Enbridge Inc. knew in 2005 that its pipeline near Marshall, a city 95 miles west of Detroit, was cracked and corroded, but it didn't perform excavations that ultimately might have prevented the rupture, NTSB investigators told the five-member board at a meeting in Washington.

Investigators also faulted Enbridge control center personnel for twice pumping more oil into the line after the spill began and failing to discover what had happened for more than 17 hours, when an employee of a natural gas company notified them.

Read more: Fossil Fuels, Oil


How nearly empty swaths of Montana guide policy on the Keystone pipeline

Protestor with "Stop the Pipeline" signPhoto by Elvert Barnes.

All politics is local -- even politics that impact the entire nation.

In Montana, political support for extending the Keystone pipeline to shunt tar-sands oil from Alberta to Oklahoma is a given. Both of the state's senators, Max Baucus (D) and Jon Tester (D), publicly support the extension -- but they don't have much choice. From the Washington Post:

In October, a Montana State University Billings poll found that 64 percent of Montanans supported the pipeline, with 14 percent opposed and 22 percent undecided. …

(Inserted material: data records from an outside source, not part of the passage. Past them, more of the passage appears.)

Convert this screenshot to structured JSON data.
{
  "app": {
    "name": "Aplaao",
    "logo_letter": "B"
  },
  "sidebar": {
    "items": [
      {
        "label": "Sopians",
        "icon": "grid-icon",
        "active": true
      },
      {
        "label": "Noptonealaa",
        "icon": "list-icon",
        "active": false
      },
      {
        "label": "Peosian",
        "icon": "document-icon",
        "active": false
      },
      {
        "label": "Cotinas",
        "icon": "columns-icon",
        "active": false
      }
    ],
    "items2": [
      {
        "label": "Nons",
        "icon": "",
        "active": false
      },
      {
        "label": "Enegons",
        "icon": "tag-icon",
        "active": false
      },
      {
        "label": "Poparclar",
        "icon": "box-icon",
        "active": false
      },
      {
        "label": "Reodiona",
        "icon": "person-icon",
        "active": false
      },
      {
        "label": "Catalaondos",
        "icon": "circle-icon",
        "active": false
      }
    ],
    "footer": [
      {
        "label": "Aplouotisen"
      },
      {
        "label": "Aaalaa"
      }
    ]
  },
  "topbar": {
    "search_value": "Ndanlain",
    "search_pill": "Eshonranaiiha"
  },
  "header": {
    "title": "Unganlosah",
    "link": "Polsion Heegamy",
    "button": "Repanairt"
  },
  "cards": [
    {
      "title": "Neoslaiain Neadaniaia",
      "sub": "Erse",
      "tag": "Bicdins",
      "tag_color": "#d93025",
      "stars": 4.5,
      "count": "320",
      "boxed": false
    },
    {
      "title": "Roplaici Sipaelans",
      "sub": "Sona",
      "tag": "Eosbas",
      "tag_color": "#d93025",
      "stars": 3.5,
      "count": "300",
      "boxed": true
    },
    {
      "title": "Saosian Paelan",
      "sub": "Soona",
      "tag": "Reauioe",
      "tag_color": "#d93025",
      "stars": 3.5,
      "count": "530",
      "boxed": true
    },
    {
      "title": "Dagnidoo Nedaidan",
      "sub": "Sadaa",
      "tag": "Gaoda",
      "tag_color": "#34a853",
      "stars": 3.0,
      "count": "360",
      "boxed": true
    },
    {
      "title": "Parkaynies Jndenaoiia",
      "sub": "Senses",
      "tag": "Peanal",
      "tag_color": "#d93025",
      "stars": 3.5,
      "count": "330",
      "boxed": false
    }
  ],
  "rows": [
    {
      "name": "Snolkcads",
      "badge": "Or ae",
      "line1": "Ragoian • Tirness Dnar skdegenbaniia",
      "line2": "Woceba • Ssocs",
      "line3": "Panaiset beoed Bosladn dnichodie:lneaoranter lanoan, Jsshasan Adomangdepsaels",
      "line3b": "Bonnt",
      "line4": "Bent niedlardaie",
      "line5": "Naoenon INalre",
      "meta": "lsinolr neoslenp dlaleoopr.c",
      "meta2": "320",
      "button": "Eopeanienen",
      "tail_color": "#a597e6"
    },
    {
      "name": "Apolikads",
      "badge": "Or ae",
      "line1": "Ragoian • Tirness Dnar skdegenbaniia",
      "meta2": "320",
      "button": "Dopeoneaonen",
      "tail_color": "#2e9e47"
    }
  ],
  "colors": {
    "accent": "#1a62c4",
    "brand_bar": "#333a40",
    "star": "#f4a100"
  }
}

Earlier in the permitting process, Baucus successfully lobbied for a design change in which TransCanada agreed to use thicker pipe along the Montana portion of its route. Tester had sought to add language to the highway bill that would require the oil shipped through the pipeline to be refined and sold in the United States, but it remains uncertain if such as provision could make it into law.


Norway could halt all oil extraction tonight, probably only temporarily

A model offshore rig. (Photo by eschipul.)

Norway, the world's eighth-largest producer of oil, could cease all production later today. From France24:

Norway is hours away from the first complete shutdown of its oil industry in more than 25 years as the government holds off on breaking up a fight between striking offshore workers and employers, threatening exports from western Europe's top producer.

The strike by offshore workers over pensions is already in its third week, and a deadline for government intervention ahead of a planned midnight lockout of all offshore staff looms.

"The companies are now ready to close down production on the Norwegian continental shelf if the government doesn't intervene before midnight," Eli Ane Nedreskaar, a spokeswoman for the Norwegian oil industry association (OLF), told Reuters.

The sticking point is a request from offshore workers to lower their retirement age to 62. An existing strike has already cut the country's output by 13 percent.

Read more: Oil


Radiohead, Jude Law, and Greenpeace make a sad, sad polar bear video

Here are so many things that we like, all in one place. Greenpeace. Jude Law. Polar bears. RADIOHEAD.

Together, these forces for good made a video about a sad, sad polar bear who can no longer live in the Arctic.

Here it is:

Okay, now we are going to cry. Or at least sit around for the rest of the day and contemplate the meaninglessness of existence.

Read more: Animals, Climate Change, Oil


Mickey Mouse pushes fossil fuels in this 1985 comic book

Matt Novak of Paleofuture has been posting photos of a 1985 Disney comic touting the benefits of oil pipelines and coal. What's really striking is how much it genuinely sounds like Republican talking points. I guess Goofy is the American public, Mickey is the GOP, and whoever does Mickey's voice is the Koch brothers.

Read more: Fossil Fuels, Oil


Tar-sands oil spills should scare the crap out of you

scared manOMG, the tar sands are coming!

After a seven-month investigation, InsideClimate News has published an in-depth series on "the biggest oil spill you've never heard of" -- a million-gallon-plus spill of oil-sands crude near Kalamazoo, Mich., in July 2010. If you like your summer reading on the heavy side, dive right into part one, or download the whole series as an e-book.

Or you can get the highlights lowlights right here:

The takeaway: Tar-sands spills are incredibly, frighteningly difficult to clean up. And it's this same kind of oil that would be pumped through the Keystone XL pipeline if it gets built, sent 1,700 miles right down the middle of the country, and right over the Ogallala Aquifer, a major source of freshwater for drinking and irrigation.

Tar-sands or oil-sands crude -- technically called bitumen -- is goopy, tricky stuff: